- Aim of the task
Set down all of the data again, character for character.

#### Material to process

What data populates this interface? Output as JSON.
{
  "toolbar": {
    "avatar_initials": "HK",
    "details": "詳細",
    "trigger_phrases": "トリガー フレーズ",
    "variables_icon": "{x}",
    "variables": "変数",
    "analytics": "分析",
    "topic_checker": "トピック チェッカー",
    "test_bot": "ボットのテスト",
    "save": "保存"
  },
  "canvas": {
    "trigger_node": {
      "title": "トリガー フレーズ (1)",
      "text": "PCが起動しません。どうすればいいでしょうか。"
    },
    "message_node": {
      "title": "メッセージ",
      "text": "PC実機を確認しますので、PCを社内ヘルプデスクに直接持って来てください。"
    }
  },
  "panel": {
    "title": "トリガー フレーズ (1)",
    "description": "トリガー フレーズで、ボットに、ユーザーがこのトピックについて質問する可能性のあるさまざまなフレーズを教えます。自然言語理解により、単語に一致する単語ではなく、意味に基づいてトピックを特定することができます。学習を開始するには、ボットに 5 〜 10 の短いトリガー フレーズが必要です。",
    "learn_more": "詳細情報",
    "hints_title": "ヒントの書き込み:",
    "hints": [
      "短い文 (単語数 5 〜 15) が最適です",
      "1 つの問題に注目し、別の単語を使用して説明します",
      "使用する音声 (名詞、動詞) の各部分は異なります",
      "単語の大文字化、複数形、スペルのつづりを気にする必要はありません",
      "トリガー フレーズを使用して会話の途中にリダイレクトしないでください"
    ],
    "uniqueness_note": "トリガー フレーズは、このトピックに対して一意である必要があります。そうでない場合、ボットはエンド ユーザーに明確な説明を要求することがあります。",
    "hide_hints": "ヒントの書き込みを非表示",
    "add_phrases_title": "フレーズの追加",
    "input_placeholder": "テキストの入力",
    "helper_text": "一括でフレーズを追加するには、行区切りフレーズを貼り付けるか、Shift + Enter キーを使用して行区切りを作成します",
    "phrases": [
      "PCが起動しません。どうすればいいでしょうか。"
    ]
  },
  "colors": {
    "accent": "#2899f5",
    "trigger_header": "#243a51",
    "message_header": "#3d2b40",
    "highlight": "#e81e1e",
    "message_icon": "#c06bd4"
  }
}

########

- Answer for this exercise
What data populates this interface? Output as JSON.
{
  "toolbar": {
    "avatar_initials": "HK",
    "details": "詳細",
    "trigger_phrases": "トリガー フレーズ",
    "variables_icon": "{x}",
    "variables": "変数",
    "analytics": "分析",
    "topic_checker": "トピック チェッカー",
    "test_bot": "ボットのテスト",
    "save": "保存"
  },
  "canvas": {
    "trigger_node": {
      "title": "トリガー フレーズ (1)",
      "text": "PCが起動しません。どうすればいいでしょうか。"
    },
    "message_node": {
      "title": "メッセージ",
      "text": "PC実機を確認しますので、PCを社内ヘルプデスクに直接持って来てください。"
    }
  },
  "panel": {
    "title": "トリガー フレーズ (1)",
    "description": "トリガー フレーズで、ボットに、ユーザーがこのトピックについて質問する可能性のあるさまざまなフレーズを教えます。自然言語理解により、単語に一致する単語ではなく、意味に基づいてトピックを特定することができます。学習を開始するには、ボットに 5 〜 10 の短いトリガー フレーズが必要です。",
    "learn_more": "詳細情報",
    "hints_title": "ヒントの書き込み:",
    "hints": [
      "短い文 (単語数 5 〜 15) が最適です",
      "1 つの問題に注目し、別の単語を使用して説明します",
      "使用する音声 (名詞、動詞) の各部分は異なります",
      "単語の大文字化、複数形、スペルのつづりを気にする必要はありません",
      "トリガー フレーズを使用して会話の途中にリダイレクトしないでください"
    ],
    "uniqueness_note": "トリガー フレーズは、このトピックに対して一意である必要があります。そうでない場合、ボットはエンド ユーザーに明確な説明を要求することがあります。",
    "hide_hints": "ヒントの書き込みを非表示",
    "add_phrases_title": "フレーズの追加",
    "input_placeholder": "テキストの入力",
    "helper_text": "一括でフレーズを追加するには、行区切りフレーズを貼り付けるか、Shift + Enter キーを使用して行区切りを作成します",
    "phrases": [
      "PCが起動しません。どうすればいいでしょうか。"
    ]
  },
  "colors": {
    "accent": "#2899f5",
    "trigger_header": "#243a51",
    "message_header": "#3d2b40",
    "highlight": "#e81e1e",
    "message_icon": "#c06bd4"
  }
}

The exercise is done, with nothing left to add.